The search and rescue operation to locate a Malaysia Airlines Boeing 777 that went missing in the early hours of 8 March is now stretching into its second day with few clues as to what happened to the aircraft.
The 777, registered 9M-MRO and operating flight MH370, lost contact with the Subang Air Traffic Control centre around 02:40 yesterday. Its last reported position was over area of sea between Malaysia and Vietnam.
Malaysia’s director general of civil aviation Azharuddin Abdul Rahman said in a press conference on the morning of 9 March that the overnight sea search failed to locate any traces of the aircraft.
Aerial searches resumed at daybreak with three aircraft being used in a search area that has been widened to include a wider area along the western side of the Malaysian Peninsula, he adds.
Azharuddin was unable to provide any further details on a statement from the Vietnamese government yesterday that said that its navy had found two 10-15km long oil slicks off the southwest coast of the country.
“It is reported in the media, but it is not verified, not confirmed yet,” he said.
Asked about reports that two passengers were travelling on stolen passports, Azharuddin confirmed that authorities are “aware of the situation and doing an investigation on that issue at the moment.”
Shortly after the press conference, Malaysia Airlines issued a statement that said it is planning to establish a command centre either in Kota Bahru or Ho Chi Minh City as soon as the aircraft is located.
“The airline is continuously working with the authorities in providing assistance. In fearing for the worst, a disaster recovery management specialist from Atlanta, USA will be assisting Malaysia Airlines in this crucial time,” it adds.
As well as Malaysian and Vietnamese air and naval assets, Singapore has sent two naval vessels and one Sikorsky S-70B helicopter to assist with the search.
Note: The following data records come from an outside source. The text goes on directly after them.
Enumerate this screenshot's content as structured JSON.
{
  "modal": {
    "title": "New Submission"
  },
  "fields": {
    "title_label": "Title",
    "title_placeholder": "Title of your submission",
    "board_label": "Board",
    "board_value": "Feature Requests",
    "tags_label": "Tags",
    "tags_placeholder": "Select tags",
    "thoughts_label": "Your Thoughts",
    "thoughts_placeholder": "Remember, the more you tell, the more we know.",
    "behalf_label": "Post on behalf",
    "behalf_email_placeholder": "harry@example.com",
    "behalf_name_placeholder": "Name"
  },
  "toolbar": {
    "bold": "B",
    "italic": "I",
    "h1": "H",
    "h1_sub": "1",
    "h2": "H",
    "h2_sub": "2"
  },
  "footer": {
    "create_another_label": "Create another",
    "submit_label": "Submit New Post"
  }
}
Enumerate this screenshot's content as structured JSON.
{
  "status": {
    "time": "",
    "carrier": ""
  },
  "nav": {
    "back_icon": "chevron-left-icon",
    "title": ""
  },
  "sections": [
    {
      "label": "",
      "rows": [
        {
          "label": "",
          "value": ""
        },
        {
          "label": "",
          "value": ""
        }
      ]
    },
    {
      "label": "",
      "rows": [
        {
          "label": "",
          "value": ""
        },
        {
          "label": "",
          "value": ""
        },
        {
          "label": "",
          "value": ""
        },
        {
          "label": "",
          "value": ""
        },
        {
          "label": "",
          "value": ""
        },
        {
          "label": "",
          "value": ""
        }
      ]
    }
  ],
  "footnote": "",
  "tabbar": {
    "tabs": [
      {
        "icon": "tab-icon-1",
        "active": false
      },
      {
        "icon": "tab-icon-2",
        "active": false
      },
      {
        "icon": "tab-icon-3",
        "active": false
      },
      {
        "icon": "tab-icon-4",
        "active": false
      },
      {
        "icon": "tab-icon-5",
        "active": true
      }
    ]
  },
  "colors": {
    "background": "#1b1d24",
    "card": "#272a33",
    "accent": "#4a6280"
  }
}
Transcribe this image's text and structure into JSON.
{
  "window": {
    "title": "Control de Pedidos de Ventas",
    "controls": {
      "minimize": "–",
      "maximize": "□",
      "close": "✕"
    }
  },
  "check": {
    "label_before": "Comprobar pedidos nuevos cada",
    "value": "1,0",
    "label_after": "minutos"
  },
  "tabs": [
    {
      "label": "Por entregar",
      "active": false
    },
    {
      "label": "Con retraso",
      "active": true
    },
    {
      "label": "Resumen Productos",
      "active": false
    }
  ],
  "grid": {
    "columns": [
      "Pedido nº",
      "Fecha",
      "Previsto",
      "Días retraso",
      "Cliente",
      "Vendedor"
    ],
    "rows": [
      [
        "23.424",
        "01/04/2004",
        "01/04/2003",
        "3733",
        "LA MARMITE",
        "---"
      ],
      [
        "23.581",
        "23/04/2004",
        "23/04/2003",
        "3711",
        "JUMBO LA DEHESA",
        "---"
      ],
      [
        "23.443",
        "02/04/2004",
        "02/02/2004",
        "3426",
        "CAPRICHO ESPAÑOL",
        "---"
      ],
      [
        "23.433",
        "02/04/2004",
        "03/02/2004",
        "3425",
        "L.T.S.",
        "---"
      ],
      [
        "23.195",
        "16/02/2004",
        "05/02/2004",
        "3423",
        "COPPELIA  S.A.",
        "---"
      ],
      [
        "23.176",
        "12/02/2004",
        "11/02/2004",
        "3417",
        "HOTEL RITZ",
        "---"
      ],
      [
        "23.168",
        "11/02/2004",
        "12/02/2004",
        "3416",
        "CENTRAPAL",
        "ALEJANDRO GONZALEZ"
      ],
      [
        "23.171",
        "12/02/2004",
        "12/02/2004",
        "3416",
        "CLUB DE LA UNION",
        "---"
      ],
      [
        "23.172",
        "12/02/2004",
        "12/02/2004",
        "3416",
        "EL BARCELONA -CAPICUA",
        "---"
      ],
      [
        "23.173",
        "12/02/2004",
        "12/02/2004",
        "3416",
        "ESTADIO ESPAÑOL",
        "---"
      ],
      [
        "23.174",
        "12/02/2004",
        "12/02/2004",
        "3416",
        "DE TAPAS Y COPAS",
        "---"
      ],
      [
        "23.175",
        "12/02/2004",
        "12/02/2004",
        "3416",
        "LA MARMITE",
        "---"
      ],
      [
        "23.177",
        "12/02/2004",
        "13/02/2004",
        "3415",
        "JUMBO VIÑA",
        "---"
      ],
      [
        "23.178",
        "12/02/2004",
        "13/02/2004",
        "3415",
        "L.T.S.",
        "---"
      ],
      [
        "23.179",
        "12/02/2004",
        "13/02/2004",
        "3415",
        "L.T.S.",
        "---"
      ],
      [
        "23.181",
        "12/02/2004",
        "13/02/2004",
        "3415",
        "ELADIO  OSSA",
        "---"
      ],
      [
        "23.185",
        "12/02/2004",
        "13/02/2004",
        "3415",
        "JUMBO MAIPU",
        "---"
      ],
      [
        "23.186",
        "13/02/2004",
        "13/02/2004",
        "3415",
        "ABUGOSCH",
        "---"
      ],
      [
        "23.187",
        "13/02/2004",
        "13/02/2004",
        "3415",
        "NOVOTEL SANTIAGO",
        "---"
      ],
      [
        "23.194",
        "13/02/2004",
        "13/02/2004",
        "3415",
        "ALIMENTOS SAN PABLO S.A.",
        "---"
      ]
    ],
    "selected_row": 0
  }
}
Singapore has also provided a C-130 Hercules to help with the aerial search.
Further assistance has also been provided by the Philippines and USA.